- High rep inclines using the Buffalo Bar or dumbbells palms facing;
- Variations on the standing push press for reps and max weight either barbell or dumbells;
- Brick lifting or sandbag crushing;
- Barbell or dumbbell high pulls.
I do inclines, as opposed to flat bench presses, for a number of reasons, but before I go into them I want to state that while I don’t think flat benching is the most useful exercise for strongman… if you like them then by all means replace the inclines with flat benches. The reasons I do inclines are:
- There is more inclining or overhead pressing by far than flat benching in Strongman
- Studies have shown and personal experience has verified that they hit the whole chest wall just as hard
- My body seems better designed to incline than flat bench for some reason (as always, take in all knowledge you can and then do what seems to work best).

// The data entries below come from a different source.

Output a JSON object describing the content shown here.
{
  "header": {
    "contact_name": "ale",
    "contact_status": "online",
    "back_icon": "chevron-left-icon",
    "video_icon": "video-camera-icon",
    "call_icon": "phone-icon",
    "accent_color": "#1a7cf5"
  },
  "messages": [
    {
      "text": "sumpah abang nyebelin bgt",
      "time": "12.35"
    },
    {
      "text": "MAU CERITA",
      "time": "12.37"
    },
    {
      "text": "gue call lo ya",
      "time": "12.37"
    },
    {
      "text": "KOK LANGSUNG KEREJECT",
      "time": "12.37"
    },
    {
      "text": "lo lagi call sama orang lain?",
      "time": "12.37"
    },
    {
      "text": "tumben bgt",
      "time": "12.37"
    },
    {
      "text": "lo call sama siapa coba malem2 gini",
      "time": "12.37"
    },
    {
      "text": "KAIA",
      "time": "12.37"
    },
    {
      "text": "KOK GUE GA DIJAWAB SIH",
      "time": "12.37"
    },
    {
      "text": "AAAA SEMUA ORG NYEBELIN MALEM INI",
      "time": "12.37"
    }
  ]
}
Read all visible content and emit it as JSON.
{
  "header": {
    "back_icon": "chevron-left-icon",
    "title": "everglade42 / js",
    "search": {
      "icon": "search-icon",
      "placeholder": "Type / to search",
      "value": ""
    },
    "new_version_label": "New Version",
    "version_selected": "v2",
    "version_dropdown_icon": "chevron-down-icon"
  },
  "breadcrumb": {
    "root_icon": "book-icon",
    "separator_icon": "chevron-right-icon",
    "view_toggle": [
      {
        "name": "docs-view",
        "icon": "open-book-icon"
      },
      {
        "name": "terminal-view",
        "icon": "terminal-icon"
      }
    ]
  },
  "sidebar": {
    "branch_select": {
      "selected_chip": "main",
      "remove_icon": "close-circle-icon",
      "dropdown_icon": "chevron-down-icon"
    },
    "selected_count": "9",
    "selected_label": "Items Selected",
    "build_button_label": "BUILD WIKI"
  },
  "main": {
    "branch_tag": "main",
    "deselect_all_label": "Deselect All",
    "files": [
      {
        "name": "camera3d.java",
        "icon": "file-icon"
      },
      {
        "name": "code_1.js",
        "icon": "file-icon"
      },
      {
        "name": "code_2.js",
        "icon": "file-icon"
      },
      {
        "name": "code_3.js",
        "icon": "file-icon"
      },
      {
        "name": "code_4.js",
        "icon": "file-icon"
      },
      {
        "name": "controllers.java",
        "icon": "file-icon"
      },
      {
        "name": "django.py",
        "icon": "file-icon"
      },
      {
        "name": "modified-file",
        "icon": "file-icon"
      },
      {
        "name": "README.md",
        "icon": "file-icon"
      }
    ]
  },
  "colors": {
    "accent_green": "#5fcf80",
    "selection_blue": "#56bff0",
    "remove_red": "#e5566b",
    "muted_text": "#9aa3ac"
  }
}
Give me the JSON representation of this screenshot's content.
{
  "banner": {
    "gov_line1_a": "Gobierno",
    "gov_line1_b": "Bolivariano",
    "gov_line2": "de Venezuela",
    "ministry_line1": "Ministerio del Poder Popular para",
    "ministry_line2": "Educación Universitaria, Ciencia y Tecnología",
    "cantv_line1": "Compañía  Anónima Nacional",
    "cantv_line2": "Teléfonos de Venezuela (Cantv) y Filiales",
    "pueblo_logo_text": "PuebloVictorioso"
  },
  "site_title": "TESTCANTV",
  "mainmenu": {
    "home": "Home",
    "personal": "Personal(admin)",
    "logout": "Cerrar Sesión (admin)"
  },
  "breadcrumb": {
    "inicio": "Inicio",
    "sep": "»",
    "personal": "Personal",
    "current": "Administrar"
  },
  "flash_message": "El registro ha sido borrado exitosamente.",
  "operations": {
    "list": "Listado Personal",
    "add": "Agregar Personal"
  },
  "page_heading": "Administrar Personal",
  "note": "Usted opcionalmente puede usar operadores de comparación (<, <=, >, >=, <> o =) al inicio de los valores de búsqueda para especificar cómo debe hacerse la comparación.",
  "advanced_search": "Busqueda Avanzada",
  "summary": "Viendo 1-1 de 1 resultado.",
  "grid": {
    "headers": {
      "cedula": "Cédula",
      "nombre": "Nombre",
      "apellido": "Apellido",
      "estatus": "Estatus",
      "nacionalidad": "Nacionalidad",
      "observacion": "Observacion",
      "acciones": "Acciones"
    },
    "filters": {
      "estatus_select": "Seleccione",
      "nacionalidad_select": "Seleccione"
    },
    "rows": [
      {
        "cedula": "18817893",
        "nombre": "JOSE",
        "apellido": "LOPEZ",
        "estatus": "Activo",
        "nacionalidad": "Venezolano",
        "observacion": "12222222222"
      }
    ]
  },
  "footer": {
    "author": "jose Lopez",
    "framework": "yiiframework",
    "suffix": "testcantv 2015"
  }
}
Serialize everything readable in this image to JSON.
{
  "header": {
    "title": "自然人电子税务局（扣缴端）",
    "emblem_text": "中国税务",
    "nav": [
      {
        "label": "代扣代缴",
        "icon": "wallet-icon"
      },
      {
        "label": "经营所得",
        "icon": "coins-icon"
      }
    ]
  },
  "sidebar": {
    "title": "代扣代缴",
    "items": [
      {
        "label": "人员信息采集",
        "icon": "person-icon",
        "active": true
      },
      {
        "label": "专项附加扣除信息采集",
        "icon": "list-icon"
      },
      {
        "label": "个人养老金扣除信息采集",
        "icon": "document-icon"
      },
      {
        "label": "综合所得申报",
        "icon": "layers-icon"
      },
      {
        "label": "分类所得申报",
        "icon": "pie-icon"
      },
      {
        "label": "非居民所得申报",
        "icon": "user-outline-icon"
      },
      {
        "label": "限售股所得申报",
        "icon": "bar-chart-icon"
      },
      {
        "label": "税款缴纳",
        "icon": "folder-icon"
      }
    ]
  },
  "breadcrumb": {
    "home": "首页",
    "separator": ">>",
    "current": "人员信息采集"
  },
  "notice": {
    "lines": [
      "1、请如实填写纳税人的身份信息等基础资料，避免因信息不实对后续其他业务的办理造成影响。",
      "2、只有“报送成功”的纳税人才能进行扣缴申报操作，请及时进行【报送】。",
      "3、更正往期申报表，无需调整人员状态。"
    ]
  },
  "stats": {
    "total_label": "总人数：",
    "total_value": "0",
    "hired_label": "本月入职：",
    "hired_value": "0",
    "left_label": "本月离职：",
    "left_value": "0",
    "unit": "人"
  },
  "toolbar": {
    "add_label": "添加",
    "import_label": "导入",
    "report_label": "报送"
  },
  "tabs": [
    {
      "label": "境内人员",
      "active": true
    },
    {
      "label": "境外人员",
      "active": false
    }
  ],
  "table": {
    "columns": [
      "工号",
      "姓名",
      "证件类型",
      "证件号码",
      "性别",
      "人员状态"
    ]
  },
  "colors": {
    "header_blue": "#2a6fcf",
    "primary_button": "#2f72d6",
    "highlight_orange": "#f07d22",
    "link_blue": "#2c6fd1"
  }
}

I do perform max inclines on occasion for variety and I think they are useful. I also use my log and odd bars to get my body used to the objects that you sometimes are faced to lift in a strongman competition. My push presses will be either barbell, dumbbell, log or sandbag and sometimes I will clean the implement (but usually not because that is what the high pulls are for). I don’t do strict presses much, although I do like seated behind the necks, because you are almost never faced to do a strict press in competition and I think that push presses or push jerks develop more explosive power and work the shoulders just as well. Brick lifting [for a detailed description of brick lifting please refer to my websites Training Tips] is a tremendous way to develop the bearhugging crushing strength that you have to utilize on the rocks. Sandbag crushing is similar, it is where you take a reasonably heavy sandbag (between 60 and 150 lbs) and lift it of a platform and hold it by pushing in on both sides with your hands and then forearms. High pulls are straightforward, but very useful and for variation and a great grip workout use thick gripped barbells or dumbells. One-arm 2 1/2 inch dumbbell high pulls can work wonders for your explosiveness. Wow, I just noticed that this article is getting seriously long and I don’t want to bore you… so I will fill you in on Fridays and Sundays work and my event Training next issue. I think there is a good amount to benefit from in what is written. Thanks a lot and best of luck in your training!